At collection events run by contractors, the cost for the contractor services often run between 70 and 90 percent of operating costs. At permanent HHW collection facilities the proportion of costs devoted to contractor services are often closer to 50 percent. This is typically due to:
• The significant collection event cost to mobilize the equipment and staff to manage a temporary collection activity
• Preference for collection events on weekends, which can require higher wages
• The ability to more efficiently pack HHW into containers at a permanent facility without the press of dozens if not hundreds of cars waiting to drop off their HHW at a collection event.
The more organized and efficient waste management workflow at permanent facilities also allows for more deliberate waste diversion to reuse. A key question is “How much can I drive down operating costs if my program pursued aggressive HHW reuse?”
HHW Reuse Program Results
Let’s examine three HHW collection programs with permanent facilities that have aggressively pursued the benefits of HHW reuse.

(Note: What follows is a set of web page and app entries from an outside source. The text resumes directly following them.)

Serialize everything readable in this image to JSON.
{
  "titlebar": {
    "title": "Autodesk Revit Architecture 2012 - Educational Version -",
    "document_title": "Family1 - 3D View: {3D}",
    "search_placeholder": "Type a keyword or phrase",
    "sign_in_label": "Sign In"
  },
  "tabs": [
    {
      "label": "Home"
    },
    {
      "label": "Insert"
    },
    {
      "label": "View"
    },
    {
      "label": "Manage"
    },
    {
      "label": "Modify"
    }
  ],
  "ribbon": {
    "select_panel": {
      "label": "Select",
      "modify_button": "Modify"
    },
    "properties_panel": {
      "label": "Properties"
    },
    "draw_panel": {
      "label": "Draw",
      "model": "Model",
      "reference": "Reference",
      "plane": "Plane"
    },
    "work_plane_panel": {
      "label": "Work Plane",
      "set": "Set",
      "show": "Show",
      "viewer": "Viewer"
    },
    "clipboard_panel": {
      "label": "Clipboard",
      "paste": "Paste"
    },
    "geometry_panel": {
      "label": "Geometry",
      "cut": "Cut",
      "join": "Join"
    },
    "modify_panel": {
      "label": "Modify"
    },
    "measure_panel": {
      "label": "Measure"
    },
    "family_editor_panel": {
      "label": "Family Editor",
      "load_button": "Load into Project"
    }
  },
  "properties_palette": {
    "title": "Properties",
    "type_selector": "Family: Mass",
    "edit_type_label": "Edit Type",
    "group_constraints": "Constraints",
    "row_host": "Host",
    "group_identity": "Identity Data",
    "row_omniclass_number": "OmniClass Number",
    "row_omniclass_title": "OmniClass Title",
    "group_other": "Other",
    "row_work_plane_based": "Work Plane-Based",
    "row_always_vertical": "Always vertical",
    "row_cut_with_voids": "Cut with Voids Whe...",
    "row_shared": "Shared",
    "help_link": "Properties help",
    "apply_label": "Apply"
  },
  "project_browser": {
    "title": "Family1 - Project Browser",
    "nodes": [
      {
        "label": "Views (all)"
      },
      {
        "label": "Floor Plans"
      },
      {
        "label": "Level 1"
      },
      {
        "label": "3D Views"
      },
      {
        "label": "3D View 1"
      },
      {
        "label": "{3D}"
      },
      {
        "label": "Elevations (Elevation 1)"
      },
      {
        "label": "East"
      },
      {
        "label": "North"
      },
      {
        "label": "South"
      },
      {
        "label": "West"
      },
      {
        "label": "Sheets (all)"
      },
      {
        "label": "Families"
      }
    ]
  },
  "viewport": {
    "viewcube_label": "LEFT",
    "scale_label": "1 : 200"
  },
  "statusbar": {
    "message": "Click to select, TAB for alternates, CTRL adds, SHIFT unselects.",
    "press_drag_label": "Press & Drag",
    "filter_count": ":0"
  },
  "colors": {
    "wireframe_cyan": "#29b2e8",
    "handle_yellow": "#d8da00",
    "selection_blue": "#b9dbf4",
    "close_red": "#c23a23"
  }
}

This level of HHW diversion is impressive and represents significant operating savings. In addition, reuse programs require less transportation of waste, which reduces the program carbon footprint, as well as benefiting local community members who reuse good materials. Figure 1, page 19 shows product reuse shelves with household cleaners at Johnson County, KS HHW facility. The most successful HHW reuse programs provide an attractive experience for the customer, not unlike a retail store environment. An example of an attractive HHW facility is shown in Figure 2, page 19, from Pinellas County’s Household Electronics and Chemical Collection Center in Florida.
Significant waste diversion percentages and financial benefits of HHW reuse have been clearly demonstrated across the U.S. Barriers to HHW reuse may originate from inside or outside your organization. There is an inherent financial disincentive to promote local HHW reuse from vertically integrated waste management firms. To maintain revenues they have motivation to maximize the amounts of HHW waste transported offsite and disposed of at their facilities. There may also be resistance from in-house risk managers who raise the specter of customer liability suits. However, such suits are unheard of at HHW reuse programs and standard practices help ensure that HHW products set out for reuse are appropriate. Finally, the direct benefits to the community for reusing good products is locally appreciated and the reduction of offsite transportation of HHW helps reduce the overall carbon footprint of the HHW program. | WA
The next issue’s column will focus on Natural Lighting.
David Nightingale, CHMM, S.C., is Principal at Special Waste Associates (Olympia, WA), a company that assists communities in developing or improving HHW and VSQG collection infrastructure and operations. They have visited more than 140 operating HHW collection facilities in North America. As a specialty consulting firm, Special Waste Associates works directly for program sponsors providing independent design review for new or upgrading facilities—from concept through final drawings to create safer, more efficient and cost-effective collection infrastructures. Special Waste Associates also published the book, HHW Collection Facility Design Guide. David can be contacted at (360) 491-2190, e-mail email@example.com or visit www.specialwasteassoc.com.
Handbook on Household Hazardous Waste, Second Edition, Adapted from Figure 3.1 Integrated Waste Management Hierarchy, Shelly Fuller, Dan King, Sue Bruning, and Mike O’Donnell, Ed. Amy D. Cabaniss, Bernan Press, 2018.
Duxbury, Dana and Morley, Philip, Overview of collection and management methods. Proceedings of the Fifth National Conference on Household Hazardous Waste Management, November 5-7, 1990, San Francisco, as cited in US EPA publication EPA530-R-92-026, p. 18, August 1993.
Household Hazardous Waste Management: A Manual for One-Day Community Collection Programs, US EPA ID EPA530-R-92-026, pp. 18-19, August 1993.